_Task instructions:_
In the entries below, the line with "Give me the" marks the start. Return it and every following line exactly, ending with the last.

_Data supplied:_
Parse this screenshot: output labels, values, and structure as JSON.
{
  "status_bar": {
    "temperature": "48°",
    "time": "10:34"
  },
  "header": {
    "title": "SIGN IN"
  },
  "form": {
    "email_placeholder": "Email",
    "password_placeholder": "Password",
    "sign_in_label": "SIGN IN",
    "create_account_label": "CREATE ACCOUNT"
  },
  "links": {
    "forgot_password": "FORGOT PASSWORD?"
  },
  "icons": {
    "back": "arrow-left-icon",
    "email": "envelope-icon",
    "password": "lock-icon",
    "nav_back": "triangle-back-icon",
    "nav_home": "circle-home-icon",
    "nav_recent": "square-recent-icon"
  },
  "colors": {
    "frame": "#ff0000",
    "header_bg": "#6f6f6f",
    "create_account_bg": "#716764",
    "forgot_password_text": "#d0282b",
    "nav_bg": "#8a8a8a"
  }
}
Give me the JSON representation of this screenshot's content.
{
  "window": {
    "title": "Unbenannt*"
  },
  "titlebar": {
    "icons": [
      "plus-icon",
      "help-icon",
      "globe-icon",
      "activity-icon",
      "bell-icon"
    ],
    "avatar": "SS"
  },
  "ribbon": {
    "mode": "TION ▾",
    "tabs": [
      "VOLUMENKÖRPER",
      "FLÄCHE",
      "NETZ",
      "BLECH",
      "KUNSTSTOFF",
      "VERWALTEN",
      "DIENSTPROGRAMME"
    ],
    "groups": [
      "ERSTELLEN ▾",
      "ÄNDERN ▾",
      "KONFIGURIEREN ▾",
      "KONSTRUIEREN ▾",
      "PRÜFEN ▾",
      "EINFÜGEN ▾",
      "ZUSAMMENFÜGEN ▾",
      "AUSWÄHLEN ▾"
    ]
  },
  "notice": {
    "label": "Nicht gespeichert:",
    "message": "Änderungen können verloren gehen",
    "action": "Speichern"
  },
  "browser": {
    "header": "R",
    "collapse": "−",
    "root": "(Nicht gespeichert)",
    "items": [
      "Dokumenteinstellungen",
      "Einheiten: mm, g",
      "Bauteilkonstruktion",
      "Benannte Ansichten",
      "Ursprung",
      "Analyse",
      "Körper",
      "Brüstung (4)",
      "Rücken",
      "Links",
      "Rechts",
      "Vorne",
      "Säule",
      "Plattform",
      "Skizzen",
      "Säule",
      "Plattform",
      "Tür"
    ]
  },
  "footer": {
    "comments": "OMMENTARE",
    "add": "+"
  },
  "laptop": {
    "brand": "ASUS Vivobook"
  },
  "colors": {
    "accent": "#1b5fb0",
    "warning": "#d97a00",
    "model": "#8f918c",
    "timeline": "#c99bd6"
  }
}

_Completed task:_
Give me the JSON representation of this screenshot's content.
{
  "window": {
    "title": "Unbenannt*"
  },
  "titlebar": {
    "icons": [
      "plus-icon",
      "help-icon",
      "globe-icon",
      "activity-icon",
      "bell-icon"
    ],
    "avatar": "SS"
  },
  "ribbon": {
    "mode": "TION ▾",
    "tabs": [
      "VOLUMENKÖRPER",
      "FLÄCHE",
      "NETZ",
      "BLECH",
      "KUNSTSTOFF",
      "VERWALTEN",
      "DIENSTPROGRAMME"
    ],
    "groups": [
      "ERSTELLEN ▾",
      "ÄNDERN ▾",
      "KONFIGURIEREN ▾",
      "KONSTRUIEREN ▾",
      "PRÜFEN ▾",
      "EINFÜGEN ▾",
      "ZUSAMMENFÜGEN ▾",
      "AUSWÄHLEN ▾"
    ]
  },
  "notice": {
    "label": "Nicht gespeichert:",
    "message": "Änderungen können verloren gehen",
    "action": "Speichern"
  },
  "browser": {
    "header": "R",
    "collapse": "−",
    "root": "(Nicht gespeichert)",
    "items": [
      "Dokumenteinstellungen",
      "Einheiten: mm, g",
      "Bauteilkonstruktion",
      "Benannte Ansichten",
      "Ursprung",
      "Analyse",
      "Körper",
      "Brüstung (4)",
      "Rücken",
      "Links",
      "Rechts",
      "Vorne",
      "Säule",
      "Plattform",
      "Skizzen",
      "Säule",
      "Plattform",
      "Tür"
    ]
  },
  "footer": {
    "comments": "OMMENTARE",
    "add": "+"
  },
  "laptop": {
    "brand": "ASUS Vivobook"
  },
  "colors": {
    "accent": "#1b5fb0",
    "warning": "#d97a00",
    "model": "#8f918c",
    "timeline": "#c99bd6"
  }
}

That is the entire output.